- [What the task asks]
From the records below, pull each line that has "screenshot".

- [Extracted entries]

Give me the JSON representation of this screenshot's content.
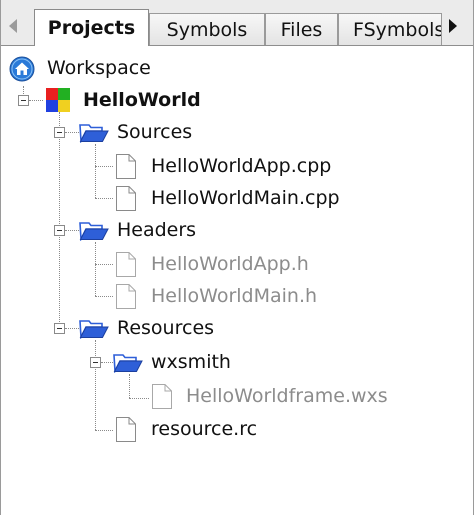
{
  "tabs": {
    "items": [
      {
        "label": "Projects",
        "active": true
      },
      {
        "label": "Symbols",
        "active": false
      },
      {
        "label": "Files",
        "active": false
      },
      {
        "label": "FSymbols",
        "active": false
      }
    ]
  },
  "tree": {
    "workspace": {
      "label": "Workspace",
      "icon": "workspace-home-icon"
    },
    "project": {
      "label": "HelloWorld",
      "icon": "project-icon"
    },
    "sources": {
      "label": "Sources",
      "icon": "folder-open-icon",
      "files": [
        "HelloWorldApp.cpp",
        "HelloWorldMain.cpp"
      ]
    },
    "headers": {
      "label": "Headers",
      "icon": "folder-open-icon",
      "files": [
        "HelloWorldApp.h",
        "HelloWorldMain.h"
      ]
    },
    "resources": {
      "label": "Resources",
      "icon": "folder-open-icon",
      "wxsmith": {
        "label": "wxsmith",
        "icon": "folder-open-icon",
        "files": [
          "HelloWorldframe.wxs"
        ]
      },
      "files": [
        "resource.rc"
      ]
    }
  },
  "colors": {
    "folder_blue": "#2e5fd8",
    "workspace_blue": "#2a7ad8",
    "dimmed_text": "#8c8c8c",
    "tab_bar": "#ebebeb"
  }
}
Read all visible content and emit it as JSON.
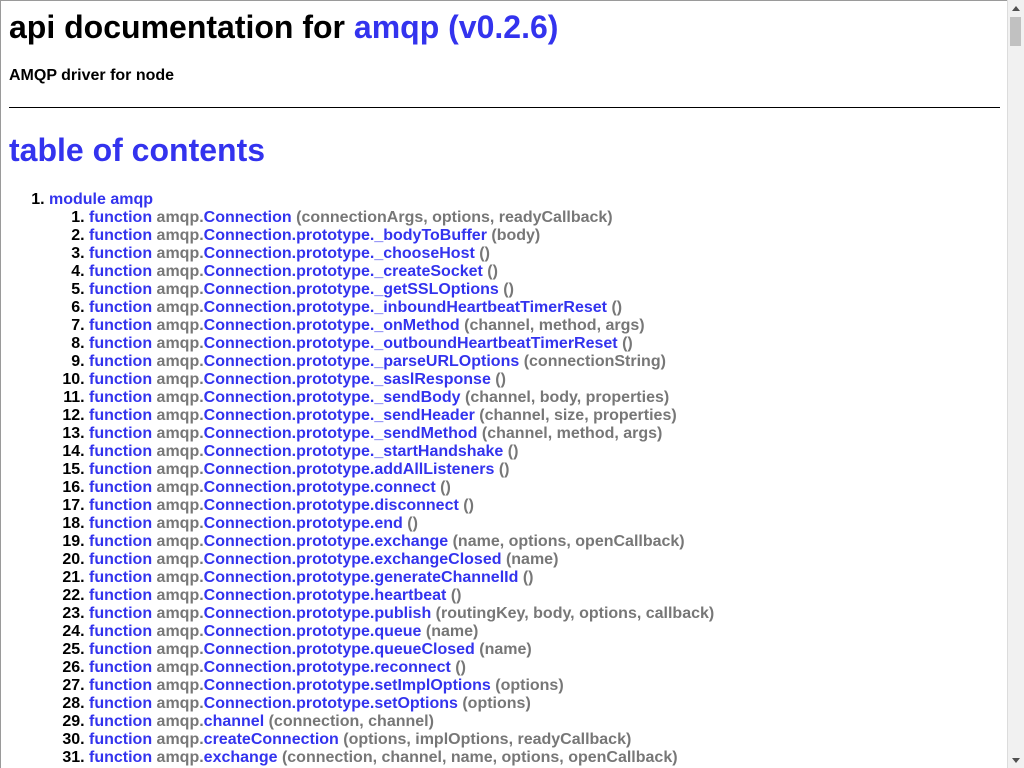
{
  "header": {
    "title_prefix": "api documentation for ",
    "project": "amqp (v0.2.6)",
    "description": "AMQP driver for node"
  },
  "toc": {
    "heading": "table of contents",
    "module_label": "module amqp",
    "functions": [
      {
        "keyword": "function",
        "ns": "amqp.",
        "name": "Connection",
        "args": "(connectionArgs, options, readyCallback)"
      },
      {
        "keyword": "function",
        "ns": "amqp.",
        "name": "Connection.prototype._bodyToBuffer",
        "args": "(body)"
      },
      {
        "keyword": "function",
        "ns": "amqp.",
        "name": "Connection.prototype._chooseHost",
        "args": "()"
      },
      {
        "keyword": "function",
        "ns": "amqp.",
        "name": "Connection.prototype._createSocket",
        "args": "()"
      },
      {
        "keyword": "function",
        "ns": "amqp.",
        "name": "Connection.prototype._getSSLOptions",
        "args": "()"
      },
      {
        "keyword": "function",
        "ns": "amqp.",
        "name": "Connection.prototype._inboundHeartbeatTimerReset",
        "args": "()"
      },
      {
        "keyword": "function",
        "ns": "amqp.",
        "name": "Connection.prototype._onMethod",
        "args": "(channel, method, args)"
      },
      {
        "keyword": "function",
        "ns": "amqp.",
        "name": "Connection.prototype._outboundHeartbeatTimerReset",
        "args": "()"
      },
      {
        "keyword": "function",
        "ns": "amqp.",
        "name": "Connection.prototype._parseURLOptions",
        "args": "(connectionString)"
      },
      {
        "keyword": "function",
        "ns": "amqp.",
        "name": "Connection.prototype._saslResponse",
        "args": "()"
      },
      {
        "keyword": "function",
        "ns": "amqp.",
        "name": "Connection.prototype._sendBody",
        "args": "(channel, body, properties)"
      },
      {
        "keyword": "function",
        "ns": "amqp.",
        "name": "Connection.prototype._sendHeader",
        "args": "(channel, size, properties)"
      },
      {
        "keyword": "function",
        "ns": "amqp.",
        "name": "Connection.prototype._sendMethod",
        "args": "(channel, method, args)"
      },
      {
        "keyword": "function",
        "ns": "amqp.",
        "name": "Connection.prototype._startHandshake",
        "args": "()"
      },
      {
        "keyword": "function",
        "ns": "amqp.",
        "name": "Connection.prototype.addAllListeners",
        "args": "()"
      },
      {
        "keyword": "function",
        "ns": "amqp.",
        "name": "Connection.prototype.connect",
        "args": "()"
      },
      {
        "keyword": "function",
        "ns": "amqp.",
        "name": "Connection.prototype.disconnect",
        "args": "()"
      },
      {
        "keyword": "function",
        "ns": "amqp.",
        "name": "Connection.prototype.end",
        "args": "()"
      },
      {
        "keyword": "function",
        "ns": "amqp.",
        "name": "Connection.prototype.exchange",
        "args": "(name, options, openCallback)"
      },
      {
        "keyword": "function",
        "ns": "amqp.",
        "name": "Connection.prototype.exchangeClosed",
        "args": "(name)"
      },
      {
        "keyword": "function",
        "ns": "amqp.",
        "name": "Connection.prototype.generateChannelId",
        "args": "()"
      },
      {
        "keyword": "function",
        "ns": "amqp.",
        "name": "Connection.prototype.heartbeat",
        "args": "()"
      },
      {
        "keyword": "function",
        "ns": "amqp.",
        "name": "Connection.prototype.publish",
        "args": "(routingKey, body, options, callback)"
      },
      {
        "keyword": "function",
        "ns": "amqp.",
        "name": "Connection.prototype.queue",
        "args": "(name)"
      },
      {
        "keyword": "function",
        "ns": "amqp.",
        "name": "Connection.prototype.queueClosed",
        "args": "(name)"
      },
      {
        "keyword": "function",
        "ns": "amqp.",
        "name": "Connection.prototype.reconnect",
        "args": "()"
      },
      {
        "keyword": "function",
        "ns": "amqp.",
        "name": "Connection.prototype.setImplOptions",
        "args": "(options)"
      },
      {
        "keyword": "function",
        "ns": "amqp.",
        "name": "Connection.prototype.setOptions",
        "args": "(options)"
      },
      {
        "keyword": "function",
        "ns": "amqp.",
        "name": "channel",
        "args": "(connection, channel)"
      },
      {
        "keyword": "function",
        "ns": "amqp.",
        "name": "createConnection",
        "args": "(options, implOptions, readyCallback)"
      },
      {
        "keyword": "function",
        "ns": "amqp.",
        "name": "exchange",
        "args": "(connection, channel, name, options, openCallback)"
      }
    ]
  },
  "colors": {
    "link": "#3333ee",
    "muted": "#777777",
    "text": "#000000"
  },
  "icons": {
    "scroll_up": "triangle-up-icon",
    "scroll_down": "triangle-down-icon"
  }
}
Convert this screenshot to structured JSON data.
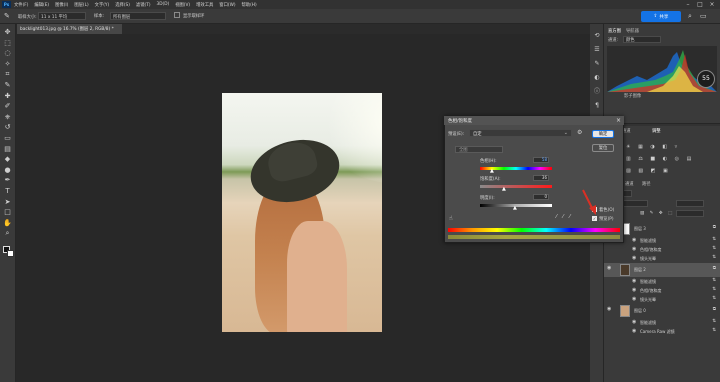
{
  "menubar": {
    "logo": "Ps",
    "items": [
      "文件(F)",
      "编辑(E)",
      "图像(I)",
      "图层(L)",
      "文字(Y)",
      "选择(S)",
      "滤镜(T)",
      "3D(D)",
      "视图(V)",
      "增效工具",
      "窗口(W)",
      "帮助(H)"
    ]
  },
  "optionsbar": {
    "sample_size_label": "取样大小:",
    "sample_size_value": "11 x 11 平均",
    "sample_mode": "所有图层",
    "show_ring": "显示取样环",
    "share_label": "共享"
  },
  "document": {
    "tab_title": "backlight013.jpg @ 16.7% (图层 2, RGB/8) *"
  },
  "histogram": {
    "tabs": [
      "直方图",
      "导航器"
    ],
    "channel_label": "通道:",
    "channel_value": "颜色",
    "badge": "55",
    "sublabel": "影子图像"
  },
  "layers": {
    "tabs": [
      "图层",
      "通道",
      "路径"
    ],
    "rows": [
      {
        "name": "图层 3",
        "type": "layer"
      },
      {
        "name": "智能滤镜",
        "type": "sub"
      },
      {
        "name": "色相/饱和度",
        "type": "sub"
      },
      {
        "name": "镜头光晕",
        "type": "sub"
      },
      {
        "name": "图层 2",
        "type": "layer"
      },
      {
        "name": "智能滤镜",
        "type": "sub"
      },
      {
        "name": "色相/饱和度",
        "type": "sub"
      },
      {
        "name": "镜头光晕",
        "type": "sub"
      },
      {
        "name": "图层 0",
        "type": "layer"
      },
      {
        "name": "智能滤镜",
        "type": "sub"
      },
      {
        "name": "Camera Raw 滤镜",
        "type": "sub"
      }
    ]
  },
  "dialog": {
    "title": "色相/饱和度",
    "preset_label": "预设(E):",
    "preset_value": "自定",
    "channel_value": "全图",
    "hue_label": "色相(H):",
    "hue_value": "58",
    "saturation_label": "饱和度(A):",
    "saturation_value": "36",
    "lightness_label": "明度(I):",
    "lightness_value": "0",
    "ok_label": "确定",
    "reset_label": "复位",
    "colorize_label": "着色(O)",
    "preview_label": "预览(P)"
  },
  "colors": {
    "accent": "#1473e6",
    "dialog_bg": "#4b4b4b",
    "app_bg": "#282828",
    "arrow": "#d93025"
  },
  "tools": [
    "move-icon",
    "marquee-icon",
    "lasso-icon",
    "magic-wand-icon",
    "crop-icon",
    "eyedropper-icon",
    "healing-icon",
    "brush-icon",
    "clone-stamp-icon",
    "history-brush-icon",
    "eraser-icon",
    "gradient-icon",
    "blur-icon",
    "dodge-icon",
    "pen-icon",
    "type-icon",
    "path-select-icon",
    "shape-icon",
    "hand-icon",
    "zoom-icon"
  ]
}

- [Written solution]
Give me the JSON representation of this screenshot's content.
Convert this screenshot to structured JSON data.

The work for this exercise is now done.